**How to complete this task**
Please filter the listing for the string "true" and copy each matching line.

* * *

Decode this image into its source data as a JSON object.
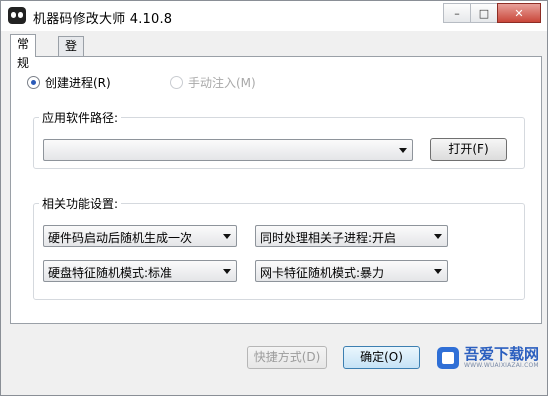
{
  "window": {
    "title": "机器码修改大师 4.10.8",
    "controls": {
      "minimize": "–",
      "maximize": "□",
      "close": "✕"
    }
  },
  "tabs": [
    {
      "label": "常规",
      "active": true
    },
    {
      "label": "登录",
      "active": false
    }
  ],
  "mode": {
    "create_process": {
      "label": "创建进程(R)",
      "checked": true
    },
    "manual_inject": {
      "label": "手动注入(M)",
      "checked": false,
      "disabled": true
    }
  },
  "app_path": {
    "group_label": "应用软件路径:",
    "value": "",
    "open_button": "打开(F)"
  },
  "features": {
    "group_label": "相关功能设置:",
    "hw_code": "硬件码启动后随机生成一次",
    "child_process": "同时处理相关子进程:开启",
    "disk_mode": "硬盘特征随机模式:标准",
    "nic_mode": "网卡特征随机模式:暴力"
  },
  "footer": {
    "shortcut_button": "快捷方式(D)",
    "ok_button": "确定(O)"
  },
  "watermark": {
    "title": "吾爱下载网",
    "subtitle": "WWW.WUAIXIAZAI.COM"
  }
}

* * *

**Completed task**
      "active": true
      "checked": true
      "disabled": true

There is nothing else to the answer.